Senate Majority Leader Harry Reid (D-Nev.) praised McConnell’s framework on the chamber floor Wednesday as a “unique proposal, something that we have to look at very closely,” and he is apparently doing just that. In the afternoon gathering with Democratic leaders, Reid discussed some of the ideas he had to alter the McConnell plan and pair it with hard cuts.
McConnell’s plan only requires the president to recommend cuts when he submits requests to Congress to increase the debt limit. Though Democrats, like Republicans, say they would prefer the White House talks to produce a deal with savings equaling the amount of a debt ceiling increase — approximately $2.4 trillion — they, too, are considering a fallback plan.
Short of a larger agreement, they discussed approving a smaller deal from the White House negotiations, then using some version of McConnell’s plan to further raise the debt ceiling to ensure borrowing capacity through the elections. The Kentucky Republican proposed a complicated mechanism for raising the debt ceiling that would force multiple votes and place the political burden on Congressional Democrats and Obama.
“We could couple it with other things,” Rep. Chris Van Hollen (D-Md.) said about the McConnell plan, which he said “we’re looking at” as he exited the Democrats’ session Wednesday.
It’s still unclear what those “other things” might look like or even whether there’s consensus among Democrats to move forward with a contingency plan that is based on McConnell’s. The Democrats discussed the balance of cuts and whether Reid would include closing corporate tax loopholes in such a package, but they didn’t reach agreement.
The attendees of the meeting in Reid’s leadership suite included Pelosi, House Minority Whip Steny Hoyer (Md.), House Assistant Minority Leader James Clyburn (S.C.), House Democratic Caucus Chairman John Larson (Conn.), Van Hollen, Senate Majority Whip Dick Durbin (Ill.), Senate Democratic Conference Vice Chairman Charles Schumer (N.Y.) and Senate Democratic Conference Secretary Patty Murray (Wash.).
The Democrats’ embrace of McConnell’s proposal, or some iteration of it, is a far cry from House Republicans’ stance, and the opposition isn’t isolated to the GOP Conference’s tea party freshmen. Establishment allies of Boehner conceded in the Speaker’s Lobby on Wednesday that McConnell’s plan was “dead on arrival” in the House, even as Boehner publicly praised his Senate counterpart’s hard work.
Boehner has not specifically stated that he endorses the plan, and Cantor has flat-out rejected it. The latter has given Democrats, especially those in the room Wednesday, a platform to criticize the House GOP even as they try to structure a plan that might be palatable to them.
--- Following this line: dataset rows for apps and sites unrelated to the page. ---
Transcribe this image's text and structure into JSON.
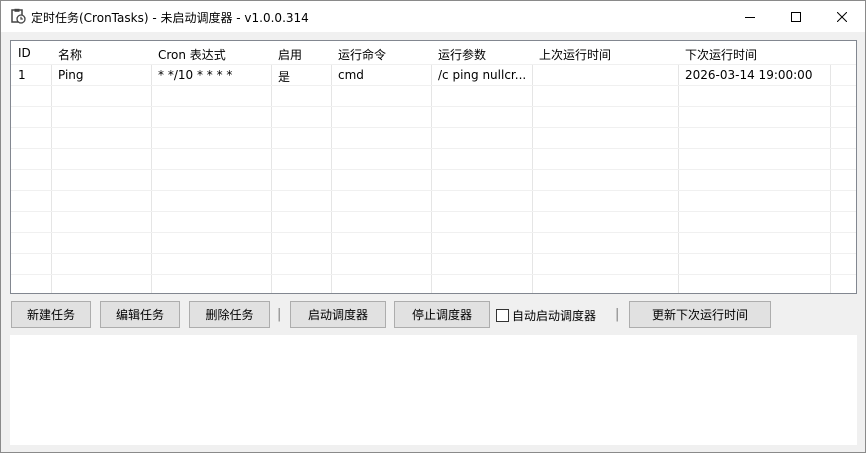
{
  "window": {
    "title": "定时任务(CronTasks) - 未启动调度器 - v1.0.0.314",
    "icon": "clipboard-app-icon"
  },
  "grid": {
    "columns": [
      "ID",
      "名称",
      "Cron 表达式",
      "启用",
      "运行命令",
      "运行参数",
      "上次运行时间",
      "下次运行时间"
    ],
    "rows": [
      [
        "1",
        "Ping",
        "* */10 * * * *",
        "是",
        "cmd",
        "/c ping nullcr...",
        "",
        "2026-03-14 19:00:00"
      ]
    ]
  },
  "toolbar": {
    "new_task": "新建任务",
    "edit_task": "编辑任务",
    "delete_task": "删除任务",
    "separator": "|",
    "start_scheduler": "启动调度器",
    "stop_scheduler": "停止调度器",
    "auto_start_label": "自动启动调度器",
    "update_next_run": "更新下次运行时间"
  },
  "auto_start_checked": false
}
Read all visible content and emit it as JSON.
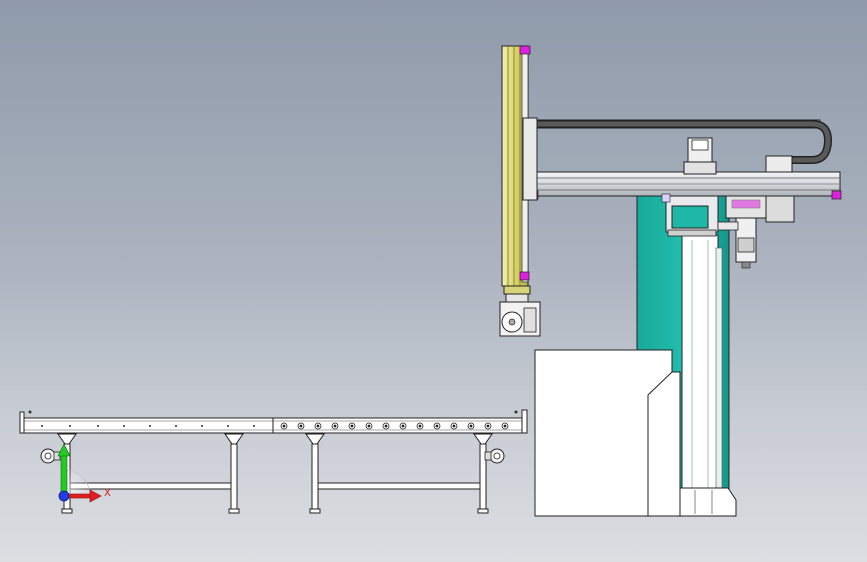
{
  "viewport": {
    "background_top": "#8f9aaa",
    "background_bottom": "#dcdee2"
  },
  "triad": {
    "x_label": "X",
    "x_color": "#e02020",
    "y_color": "#22cc22",
    "z_color": "#1f3fe0"
  },
  "colors": {
    "outline": "#1a1a1a",
    "mast_yellow": "#d8d47a",
    "column_teal": "#1fb8a8",
    "metal_light": "#e4e6ea",
    "metal_mid": "#c2c6cc",
    "marker_magenta": "#e020e0",
    "cable_chain": "#3a3a3a",
    "white_panel": "#ffffff"
  },
  "scene_parts": [
    "roller-conveyor",
    "vertical-mast",
    "horizontal-gantry-beam",
    "drag-chain",
    "teal-column",
    "base-cabinet",
    "gripper-head"
  ]
}
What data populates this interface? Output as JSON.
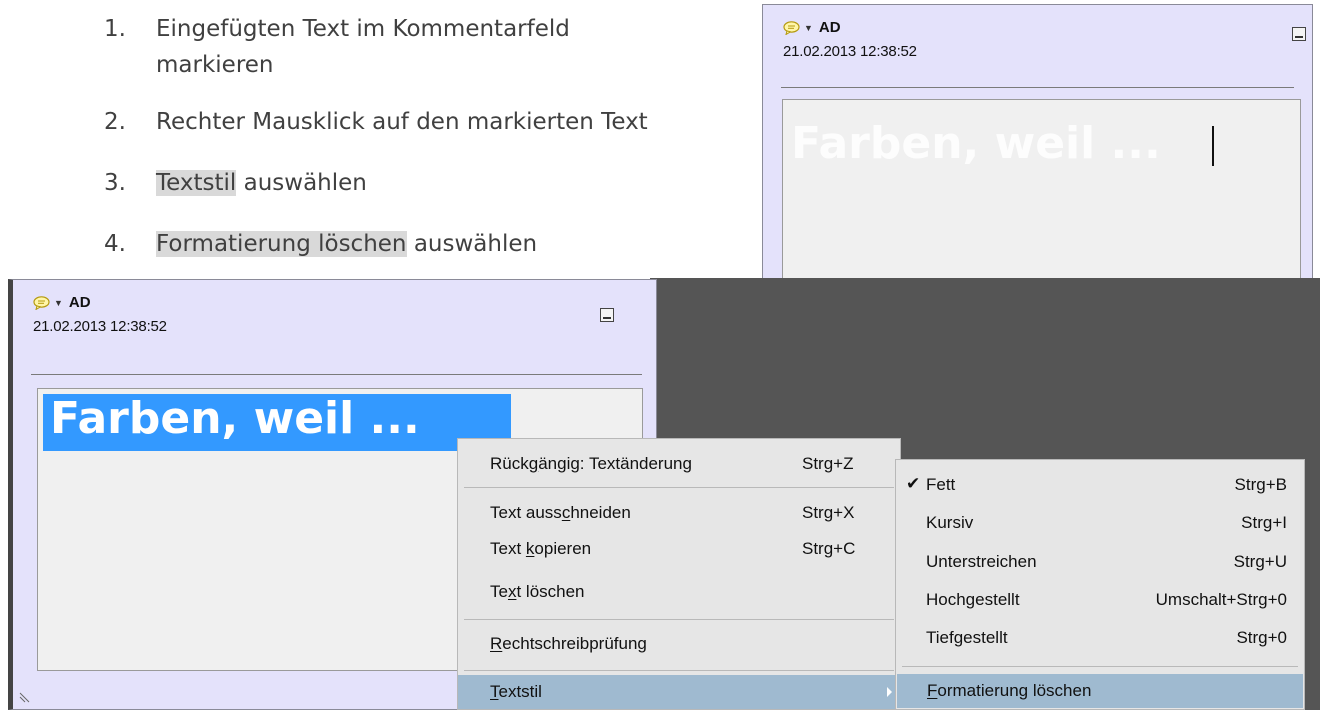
{
  "instructions": {
    "steps": [
      {
        "number": "1.",
        "text_line1": "Eingefügten Text im Kommentarfeld",
        "text_line2": "markieren"
      },
      {
        "number": "2.",
        "text": "Rechter Mausklick auf den markierten Text"
      },
      {
        "number": "3.",
        "highlight": "Textstil",
        "rest": " auswählen"
      },
      {
        "number": "4.",
        "highlight": "Formatierung löschen",
        "rest": " auswählen"
      }
    ]
  },
  "comment_after": {
    "author": "AD",
    "date": "21.02.2013 12:38:52",
    "text": "Farben, weil ..."
  },
  "comment_before": {
    "author": "AD",
    "date": "21.02.2013 12:38:52",
    "text": "Farben, weil ..."
  },
  "context_menu": {
    "items": [
      {
        "pre": "Rück",
        "u": "g",
        "post": "ängig: Textänderung",
        "shortcut": "Strg+Z"
      },
      {
        "pre": "Text auss",
        "u": "c",
        "post": "hneiden",
        "shortcut": "Strg+X"
      },
      {
        "pre": "Text ",
        "u": "k",
        "post": "opieren",
        "shortcut": "Strg+C"
      },
      {
        "pre": "Te",
        "u": "x",
        "post": "t löschen",
        "shortcut": ""
      },
      {
        "pre": "",
        "u": "R",
        "post": "echtschreibprüfung",
        "shortcut": ""
      },
      {
        "pre": "",
        "u": "T",
        "post": "extstil",
        "shortcut": ""
      }
    ]
  },
  "submenu": {
    "items": [
      {
        "label": "Fett",
        "shortcut": "Strg+B",
        "checked": "✔"
      },
      {
        "label": "Kursiv",
        "shortcut": "Strg+I"
      },
      {
        "label": "Unterstreichen",
        "shortcut": "Strg+U"
      },
      {
        "label": "Hochgestellt",
        "shortcut": "Umschalt+Strg+0"
      },
      {
        "label": "Tiefgestellt",
        "shortcut": "Strg+0"
      },
      {
        "pre": "",
        "u": "F",
        "post": "ormatierung löschen",
        "shortcut": ""
      }
    ]
  },
  "colors": {
    "selection": "#3399ff",
    "menu_highlight": "#9fbad0",
    "popup_background": "#e4e2fb"
  }
}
“You have Republicans trashing a proposal put forward by the Republican leader in the Senate,” Van Hollen said. “I think people need to wake up to the fact that these guys message their sins: ‘We’re prepared to take the entire economy, put millions of jobs at risk, unless we get things 100 percent our way.’”
Christina Bellantoni, Jessica Brady and John Stanton contributed to this report.